DAESH has launched attacks in several parts of Iraq as well as Yemen and killed hundreds of people most of whom were civilians. Bomb attacks claimed by DAESH against a state-run cooking gas factory in Baghdad's northern outskirts on Sunday killed at least 12 people, including policemen, and wounded 21 others, police sources said.
A suicide car bomb went off at the entrance of the facility in Taji at around 0600 local time (0300 GMT), allowing another vehicle carrying at least six attackers with explosive vests to enter the facility where they clashed with security forces, the sources said. A spokesman for Baghdad Operations Command said three of the facility's gas storages were set alight amid the violence before security forces were able to bring the situation under control. A factory employee who lives nearby said after hearing a powerful blast he saw flames and black smoke coming from inside the factory. Dozens of police and army vehicles rushed to the facility where shooting lasted for about an hour, he said.

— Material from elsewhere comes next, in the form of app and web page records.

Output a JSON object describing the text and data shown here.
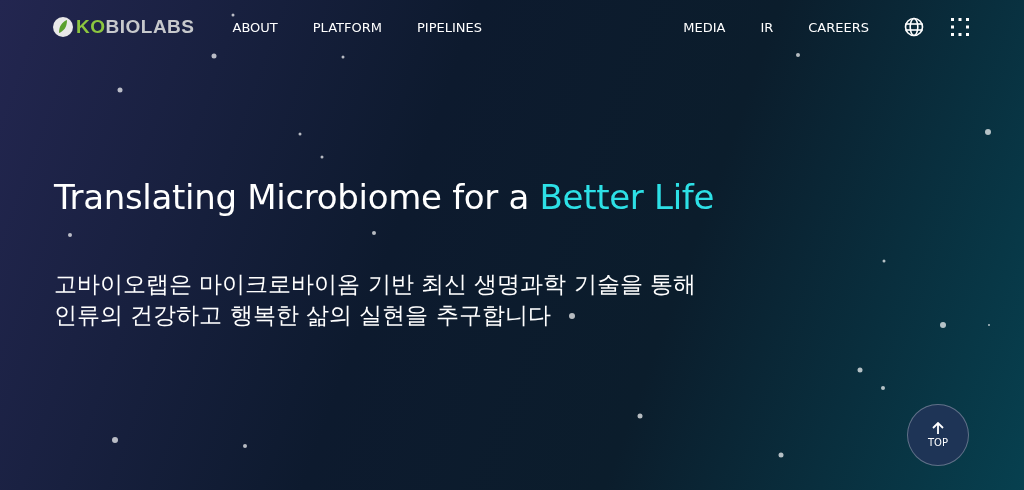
{
  "header": {
    "logo": {
      "accent": "KO",
      "rest": "BIOLABS"
    },
    "nav_left": [
      "ABOUT",
      "PLATFORM",
      "PIPELINES"
    ],
    "nav_right": [
      "MEDIA",
      "IR",
      "CAREERS"
    ]
  },
  "hero": {
    "title": {
      "lead": "Translating Microbiome for a ",
      "highlight": "Better Life"
    },
    "subtitle_lines": [
      "고바이오랩은 마이크로바이옴 기반 최신 생명과학 기술을 통해",
      "인류의 건강하고 행복한 삶의 실현을 추구합니다"
    ]
  },
  "top_button": {
    "label": "TOP"
  }
}
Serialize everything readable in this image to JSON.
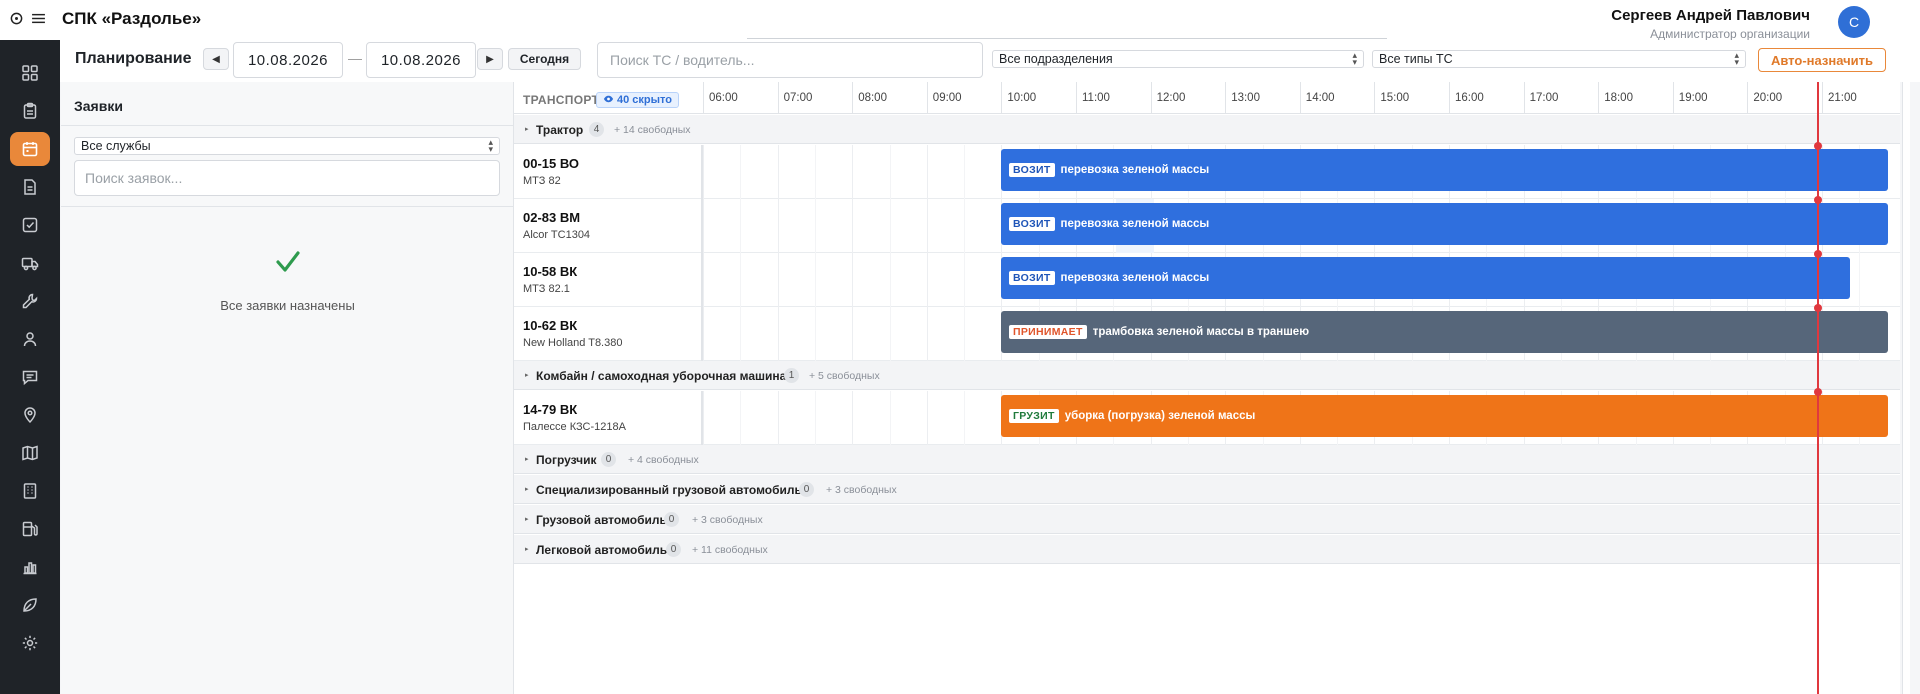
{
  "header": {
    "app_title": "СПК «Раздолье»",
    "user_name": "Сергеев Андрей Павлович",
    "user_role": "Администратор организации",
    "avatar_letter": "С"
  },
  "sidebar": {
    "items": [
      {
        "icon": "dashboard-icon",
        "active": false
      },
      {
        "icon": "clipboard-icon",
        "active": false
      },
      {
        "icon": "calendar-icon",
        "active": true
      },
      {
        "icon": "document-icon",
        "active": false
      },
      {
        "icon": "checkbox-icon",
        "active": false
      },
      {
        "icon": "truck-icon",
        "active": false
      },
      {
        "icon": "wrench-icon",
        "active": false
      },
      {
        "icon": "user-icon",
        "active": false
      },
      {
        "icon": "chat-icon",
        "active": false
      },
      {
        "icon": "map-pin-icon",
        "active": false
      },
      {
        "icon": "map-icon",
        "active": false
      },
      {
        "icon": "building-icon",
        "active": false
      },
      {
        "icon": "fuel-icon",
        "active": false
      },
      {
        "icon": "bar-chart-icon",
        "active": false
      },
      {
        "icon": "leaf-icon",
        "active": false
      },
      {
        "icon": "gear-icon",
        "active": false
      }
    ]
  },
  "toolbar": {
    "page_title": "Планирование",
    "prev_label": "◀",
    "next_label": "▶",
    "date_from": "10.08.2026",
    "date_separator": "—",
    "date_to": "10.08.2026",
    "today_label": "Сегодня",
    "search_placeholder": "Поиск ТС / водитель...",
    "division_select": "Все подразделения",
    "type_select": "Все типы ТС",
    "auto_assign_label": "Авто-назначить"
  },
  "requests_panel": {
    "title": "Заявки",
    "service_select": "Все службы",
    "search_placeholder": "Поиск заявок...",
    "empty_message": "Все заявки назначены",
    "check_color": "#2e9b4e"
  },
  "gantt": {
    "transport_label": "ТРАНСПОРТ",
    "hidden_badge": "40 скрыто",
    "hours": [
      "06:00",
      "07:00",
      "08:00",
      "09:00",
      "10:00",
      "11:00",
      "12:00",
      "13:00",
      "14:00",
      "15:00",
      "16:00",
      "17:00",
      "18:00",
      "19:00",
      "20:00",
      "21:00"
    ],
    "groups": [
      {
        "name": "Трактор",
        "count": "4",
        "free": "+ 14 свободных",
        "vehicles": [
          {
            "plate": "00-15 ВО",
            "model": "МТЗ 82",
            "task": {
              "tag": "ВОЗИТ",
              "text": "перевозка зеленой массы",
              "color": "blue"
            }
          },
          {
            "plate": "02-83 ВМ",
            "model": "Alcor TC1304",
            "task": {
              "tag": "ВОЗИТ",
              "text": "перевозка зеленой массы",
              "color": "blue"
            }
          },
          {
            "plate": "10-58 ВК",
            "model": "МТЗ 82.1",
            "task": {
              "tag": "ВОЗИТ",
              "text": "перевозка зеленой массы",
              "color": "blue"
            }
          },
          {
            "plate": "10-62 ВК",
            "model": "New Holland T8.380",
            "task": {
              "tag": "ПРИНИМАЕТ",
              "text": "трамбовка зеленой массы в траншею",
              "color": "slate"
            }
          }
        ]
      },
      {
        "name": "Комбайн / самоходная уборочная машина",
        "count": "1",
        "free": "+ 5 свободных",
        "vehicles": [
          {
            "plate": "14-79 ВК",
            "model": "Палессе КЗС-1218А",
            "task": {
              "tag": "ГРУЗИТ",
              "text": "уборка (погрузка) зеленой массы",
              "color": "orange"
            }
          }
        ]
      },
      {
        "name": "Погрузчик",
        "count": "0",
        "free": "+ 4 свободных",
        "vehicles": []
      },
      {
        "name": "Специализированный грузовой автомобиль",
        "count": "0",
        "free": "+ 3 свободных",
        "vehicles": []
      },
      {
        "name": "Грузовой автомобиль",
        "count": "0",
        "free": "+ 3 свободных",
        "vehicles": []
      },
      {
        "name": "Легковой автомобиль",
        "count": "0",
        "free": "+ 11 свободных",
        "vehicles": []
      }
    ]
  },
  "colors": {
    "accent_orange": "#e9883a",
    "task_blue": "#2f6fde",
    "task_slate": "#56667a",
    "task_orange": "#ef7418",
    "now_line": "#e0383e",
    "sidebar_bg": "#1f2328"
  }
}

Amaq news agency, which supports DAESH, said the group's fighters were behind the attack. The militants, who control swathes of the country's north and west, have carried out bombings this week that have killed around 100 people. DAESH also has claimed responsibility for killing 70 Iraqi soldiers and a policeman in Ameriyat Fallujah, just west of the capital Baghdad. "The fighters stormed a compound in the city on Saturday with armored vehicles. About 22 suicide bombers wearing explosive vests carried out the attacks. The attack began around 4am (01:00 GMT) when at least nine DAESH fighters, including four suicide attackers, infiltrated the town, police sources said. The fighters took up positions in a disused residential complex and exchanged fire with army, police and Sunni tribal fighters charged with holding areas retaken from DAESH," Al-Jazeera reported yesterday.

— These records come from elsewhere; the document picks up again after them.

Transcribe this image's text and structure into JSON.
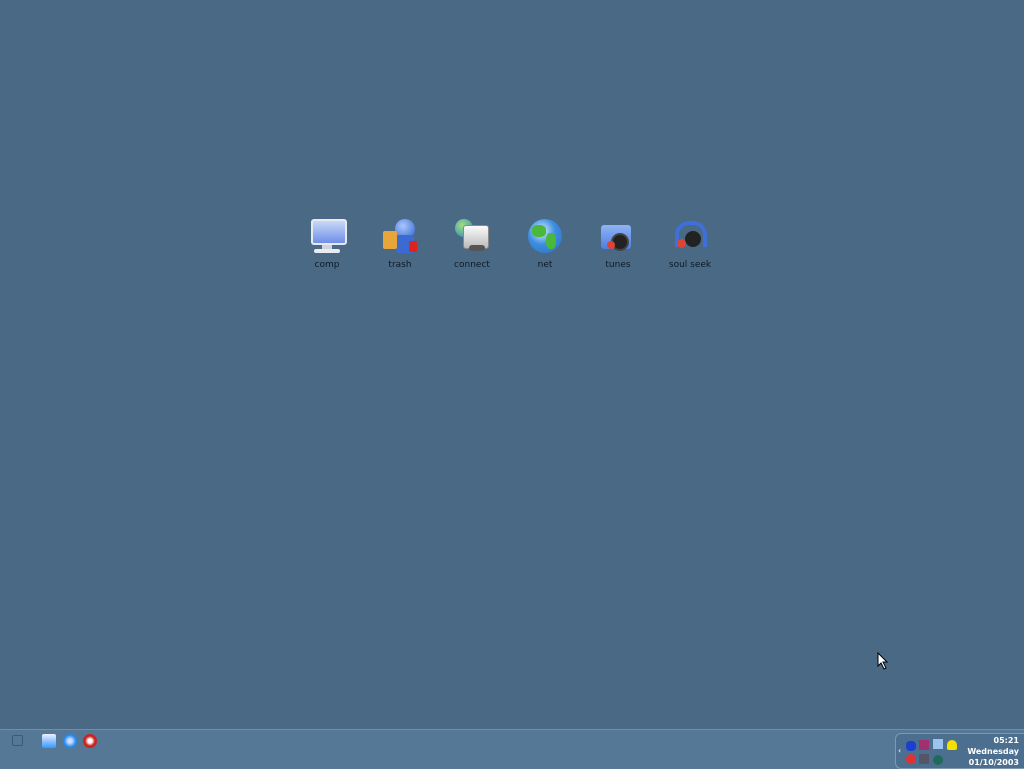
{
  "desktop": {
    "icons": [
      {
        "label": "comp",
        "icon": "computer-icon"
      },
      {
        "label": "trash",
        "icon": "trash-icon"
      },
      {
        "label": "connect",
        "icon": "network-connect-icon"
      },
      {
        "label": "net",
        "icon": "globe-icon"
      },
      {
        "label": "tunes",
        "icon": "music-folder-icon"
      },
      {
        "label": "soul seek",
        "icon": "headphones-icon"
      }
    ]
  },
  "taskbar": {
    "quick_launch": [
      "show-desktop-icon",
      "outlook-icon",
      "internet-explorer-icon",
      "media-player-icon"
    ],
    "clock": {
      "time": "05:21",
      "day": "Wednesday",
      "date": "01/10/2003"
    }
  }
}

A suicide bomber killed at least 25 new recruits inside a police compound in the southern Yemeni city of Mukalla on Sunday in an attack claimed by DAESH, medical and security sources said. The victims were queuing up to register when the bomb, which wounded 25 others, went off, the sources said. It was the second deadly blast in four days to hit the city, a hub for al-Qaida before the militant group was pushed out last month in an offensive by Yemeni troops backed by a Saudi-led coalition. In a message on its online news agency Amaq, DAESH said Sunday's attacker was a "martyrdom-seeker" who had detonated his explosive belt. It said around 40 died in the attack. The city's security director, Mubarak al-Awthaban, who was at a nearby office when the suicide bomber struck the Fowa camp in the southern part of Mukalla, survived, security sources said. Before being forced out, al Qaeda militants took advantage of more than a year of war between the Iran-allied Houthis and supporters of the Saudi-backed President Abd-Rabbu Mansour Hadi to carve out a mini-state stretching across much of the southern coast, including Mukalla. Their militant rivals in Yemen's branch of DAESH have carried out a series of suicide attacks on all parties to Yemen's tangled conflict.
Despite the attacks, DAESH has begun preparations for a potential offensive on its self-declared capital in Syria, the U.S.-led coalition said Friday. "We have seen this declaration of emergency in Raqqa," coalition spokesman Col. Steve Warren told reporters via Skype from Baghdad. "We know this enemy feels threatened, as they should." Warren pointed to approaching forces from the Syrian Arab Coalition and the Syrian Democratic Forces as they make inroads to the east and west of Raqqa, Daesh's de facto Syrian capital. "Both of these areas are becoming increasingly secure," Warren said, referring to the Tishrin Dam west of Raqqa and Shaddadi to the city's east. "And the Syrian Democratic Forces are increasingly able to generate their own combat power in those areas."